We are long past the days when each ski area was its own independent entity. Some of us remember the days when each area had its own vibe and identity – some had their own color schemes, unique tickets and quirky features. But given the increased operating costs in running a ski area, particularly with the increased need for snowmaking, many areas have faced the tough decision to either sell or close up shop. This trend has also also been fueled by the realization that real estate development tied to a ski resort makes more money than lift tickets and cheeseburgers.

Enter Alterra (aka Aspen), Vail and Boyne. These three 800 LB gorillas with the help from smaller players (most notably Pacific Group Resorts, Powdr Corp, MonSaint-Sauveur International Inc. and Resorts of the Canadian Rockies Inc.) collectively own over 90 resorts leading to increased homogenization in the ski industry. What has become very rare is the large, well known truly independent resort.  That is why we were heartened to learn about two acquisitions last year that actually kept several of these rare birds as independent resorts.

Given Jackson Hole‘s size and prominence in the ski industry many assume that it is part of a ski industry or real estate conglomerate.  In fact, the Kemmerer family has owned Jackson since 1992, and obviously have very successfully developed it into a highly sought after destination. They have sold this year to two Jackson locals and their families who have been involved with the ski area for years. Both of the key individuals have been on the Jackson Hole board of directors (one of them for ten years), and both families live in the area. Minimal change in approach is expected. There seems to be little criticism of the sale and the sale has happened with very little fanfare.  See Jackson Sold for my intel on the sale.

Powder Mountain in Utah was sold this year from one independent group to another. Powder was bought several years ago by a group of private equity players with a muddled vision. The vision was short sighted, and that group has sold to one of the founders of Netflix. Reed Hastings had acquired a minority stake in Powder in early 2023 and became the majority holder following a $100 million investment this past fall.  At the time he said all the right things about not making major changes and keeping Powder true to its name. That promise was very short lived however, as we explained in a recent article about Powder designating part of the resort as private with the private areas accessible only by its landowners. See our article at Powder Mountain Going Private?!  For a general discussion and more details of the sale see Powder Changes Hands.

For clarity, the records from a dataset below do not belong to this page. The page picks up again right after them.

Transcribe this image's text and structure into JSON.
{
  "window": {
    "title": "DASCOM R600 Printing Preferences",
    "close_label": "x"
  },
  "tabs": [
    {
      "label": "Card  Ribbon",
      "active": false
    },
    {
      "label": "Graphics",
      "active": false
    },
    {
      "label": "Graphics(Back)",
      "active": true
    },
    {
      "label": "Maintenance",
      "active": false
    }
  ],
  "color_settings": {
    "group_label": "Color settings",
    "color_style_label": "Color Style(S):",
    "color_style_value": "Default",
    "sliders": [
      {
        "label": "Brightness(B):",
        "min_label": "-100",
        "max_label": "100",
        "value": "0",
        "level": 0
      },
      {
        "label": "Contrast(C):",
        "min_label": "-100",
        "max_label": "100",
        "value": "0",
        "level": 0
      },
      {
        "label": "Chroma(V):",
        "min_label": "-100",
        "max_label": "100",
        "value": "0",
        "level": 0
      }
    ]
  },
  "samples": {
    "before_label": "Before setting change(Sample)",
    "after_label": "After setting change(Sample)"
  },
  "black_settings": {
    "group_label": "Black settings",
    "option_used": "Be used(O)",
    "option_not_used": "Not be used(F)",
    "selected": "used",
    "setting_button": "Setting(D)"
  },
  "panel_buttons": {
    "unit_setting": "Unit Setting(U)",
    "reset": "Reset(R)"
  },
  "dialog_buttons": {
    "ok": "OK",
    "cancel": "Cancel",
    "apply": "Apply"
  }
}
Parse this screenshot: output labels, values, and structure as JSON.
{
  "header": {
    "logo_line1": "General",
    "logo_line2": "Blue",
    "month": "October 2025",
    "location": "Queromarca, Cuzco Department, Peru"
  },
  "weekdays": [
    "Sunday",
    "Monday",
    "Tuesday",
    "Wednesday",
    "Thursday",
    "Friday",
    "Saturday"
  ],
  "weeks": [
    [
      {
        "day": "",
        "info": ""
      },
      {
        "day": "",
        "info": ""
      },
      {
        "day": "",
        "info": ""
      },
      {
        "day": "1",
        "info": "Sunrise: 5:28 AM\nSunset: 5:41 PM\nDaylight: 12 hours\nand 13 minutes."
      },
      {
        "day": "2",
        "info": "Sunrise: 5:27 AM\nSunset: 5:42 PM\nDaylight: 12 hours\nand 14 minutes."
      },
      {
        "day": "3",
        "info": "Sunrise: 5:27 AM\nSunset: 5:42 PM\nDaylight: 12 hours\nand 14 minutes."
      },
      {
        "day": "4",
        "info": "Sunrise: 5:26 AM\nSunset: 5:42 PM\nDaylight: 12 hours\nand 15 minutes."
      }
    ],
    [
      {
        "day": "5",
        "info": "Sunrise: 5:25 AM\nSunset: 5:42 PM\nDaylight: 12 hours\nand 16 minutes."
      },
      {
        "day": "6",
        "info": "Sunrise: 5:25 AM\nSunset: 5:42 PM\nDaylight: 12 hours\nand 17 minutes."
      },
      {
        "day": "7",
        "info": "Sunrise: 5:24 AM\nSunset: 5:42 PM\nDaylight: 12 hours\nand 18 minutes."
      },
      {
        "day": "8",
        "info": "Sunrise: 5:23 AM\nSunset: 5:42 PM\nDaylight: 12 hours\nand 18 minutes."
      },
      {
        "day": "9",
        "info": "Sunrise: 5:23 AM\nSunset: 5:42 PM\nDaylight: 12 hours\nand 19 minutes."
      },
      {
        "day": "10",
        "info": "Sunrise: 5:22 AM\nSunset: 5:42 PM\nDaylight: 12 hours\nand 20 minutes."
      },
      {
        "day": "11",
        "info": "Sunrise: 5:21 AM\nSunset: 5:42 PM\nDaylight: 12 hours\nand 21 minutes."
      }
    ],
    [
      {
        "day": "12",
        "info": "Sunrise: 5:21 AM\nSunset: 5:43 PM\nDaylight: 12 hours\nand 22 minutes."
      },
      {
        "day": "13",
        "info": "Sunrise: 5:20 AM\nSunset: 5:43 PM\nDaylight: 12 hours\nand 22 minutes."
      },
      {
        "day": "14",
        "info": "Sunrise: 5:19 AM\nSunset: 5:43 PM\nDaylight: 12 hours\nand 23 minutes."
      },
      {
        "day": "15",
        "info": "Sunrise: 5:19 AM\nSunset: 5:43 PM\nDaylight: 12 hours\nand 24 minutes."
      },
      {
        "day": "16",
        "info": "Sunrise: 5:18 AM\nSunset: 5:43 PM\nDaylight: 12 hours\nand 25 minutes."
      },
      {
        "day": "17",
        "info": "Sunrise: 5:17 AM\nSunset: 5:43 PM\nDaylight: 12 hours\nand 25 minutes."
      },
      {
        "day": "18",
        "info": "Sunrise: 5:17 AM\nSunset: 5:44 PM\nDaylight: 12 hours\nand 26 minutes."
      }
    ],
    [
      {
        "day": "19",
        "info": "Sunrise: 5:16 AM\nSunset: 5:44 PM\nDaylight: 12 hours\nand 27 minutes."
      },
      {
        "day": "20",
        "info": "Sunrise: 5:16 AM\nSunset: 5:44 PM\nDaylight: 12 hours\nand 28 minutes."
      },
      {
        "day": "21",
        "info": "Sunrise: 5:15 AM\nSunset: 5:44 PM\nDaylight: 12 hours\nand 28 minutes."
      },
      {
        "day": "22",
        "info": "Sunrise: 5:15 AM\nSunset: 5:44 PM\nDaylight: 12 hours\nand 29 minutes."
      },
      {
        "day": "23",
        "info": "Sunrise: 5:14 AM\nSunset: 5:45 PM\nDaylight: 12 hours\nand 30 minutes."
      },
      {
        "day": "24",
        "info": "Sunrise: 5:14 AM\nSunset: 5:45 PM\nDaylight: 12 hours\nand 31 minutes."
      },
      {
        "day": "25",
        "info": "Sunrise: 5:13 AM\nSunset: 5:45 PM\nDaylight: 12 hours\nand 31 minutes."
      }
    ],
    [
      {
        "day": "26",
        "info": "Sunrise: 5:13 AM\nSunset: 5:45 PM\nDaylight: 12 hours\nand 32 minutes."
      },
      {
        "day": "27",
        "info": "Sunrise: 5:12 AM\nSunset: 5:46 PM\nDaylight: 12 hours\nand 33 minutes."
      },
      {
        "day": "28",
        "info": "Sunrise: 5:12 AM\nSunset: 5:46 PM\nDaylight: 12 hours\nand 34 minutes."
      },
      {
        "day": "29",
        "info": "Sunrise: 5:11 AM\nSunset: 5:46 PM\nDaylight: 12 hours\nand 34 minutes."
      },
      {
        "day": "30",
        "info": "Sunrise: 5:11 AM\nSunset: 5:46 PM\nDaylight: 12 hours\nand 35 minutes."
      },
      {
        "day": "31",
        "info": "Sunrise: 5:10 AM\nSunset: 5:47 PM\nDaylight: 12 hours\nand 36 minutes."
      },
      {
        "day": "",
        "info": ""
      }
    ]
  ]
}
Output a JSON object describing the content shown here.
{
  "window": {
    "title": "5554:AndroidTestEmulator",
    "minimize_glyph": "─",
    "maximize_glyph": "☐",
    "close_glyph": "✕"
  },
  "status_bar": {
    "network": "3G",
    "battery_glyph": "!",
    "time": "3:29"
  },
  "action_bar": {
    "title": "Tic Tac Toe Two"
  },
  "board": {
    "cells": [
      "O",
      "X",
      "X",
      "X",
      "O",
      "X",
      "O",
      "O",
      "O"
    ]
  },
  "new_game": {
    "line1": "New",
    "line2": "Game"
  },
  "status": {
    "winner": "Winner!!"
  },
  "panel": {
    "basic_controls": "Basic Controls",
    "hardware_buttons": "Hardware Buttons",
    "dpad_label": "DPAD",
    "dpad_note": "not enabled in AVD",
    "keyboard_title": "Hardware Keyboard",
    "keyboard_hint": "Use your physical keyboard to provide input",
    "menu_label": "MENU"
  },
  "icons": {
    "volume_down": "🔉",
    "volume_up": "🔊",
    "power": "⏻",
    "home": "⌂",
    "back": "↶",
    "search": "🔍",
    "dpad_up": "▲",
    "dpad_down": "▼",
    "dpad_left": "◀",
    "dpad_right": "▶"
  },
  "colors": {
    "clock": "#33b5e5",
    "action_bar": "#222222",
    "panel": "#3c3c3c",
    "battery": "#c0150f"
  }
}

Alterra/A-Basin While Jackson and Powder changing hands is potentially disconcerting, at least the areas will remain independent. As we were putting the final touches on this article it was announced that Alterra will be purchasing Arapahoe Basin in Colorado. The private equity group, KSL Partners, that owns Alterra and the four Aspen mountains, announced at the end of January it had raised a $3 Billion fund for further expansions and acquisitions. The ski related internet exploded with speculation that the money would first be used to purchase A-Basin.  Alterra wasted no time – 6 days after the money announcement they purchased A-Basin… this one hits hard. Perhaps we are being a bit too romantic and naive here, but A-Basin to us was still the epitome of the rugged independent area. This image was born years ago and enhanced when they dropped the Vail Epic pass due to overcrowding in 2019. They pivoted to allowing limited days on Alterra’s Ikon pass, but their rejection of the Vail Epic pass was loudly heralded by many of us as a middle finger to the big boys of the industry. Hence the deep disappointment on our part (and we note given the outcry from the internet we aren’t alone) to see this acquisition happen. The statements from both A-Basin and Alterra again include all the right things about nothing will really change. Hopefully they haven’t been hanging around with the new owner of Powder, but this is Alterra! Stay tuned. For an interesting article on the matter see Alterra Purchases A-Basin.

Be Well; Ski Well!

conSKIerge co-founder

Kevin Dennis is a life long ski bum with a 34 year legal career on the side. Now retired, he skis 80+ days a year. While he lives in Alta UT in the winters, he has traveled extensively through skiing and has skied almost every major resort in North America (and many you have never heard of). He continues to hit the road often throughout the western United States and Canada and trips over the last several years have included ventures in British Columbia, Montana and Colorado. Whether you want to know about the behemoths like Aspen or Squaw or are interested in the road less travelled (Lost Trail Powder Mountain in Montana or Whitewater in BC anyone?), Kevin has been there, has an opinion and you will most likely have to tell him to shut up after a half hour!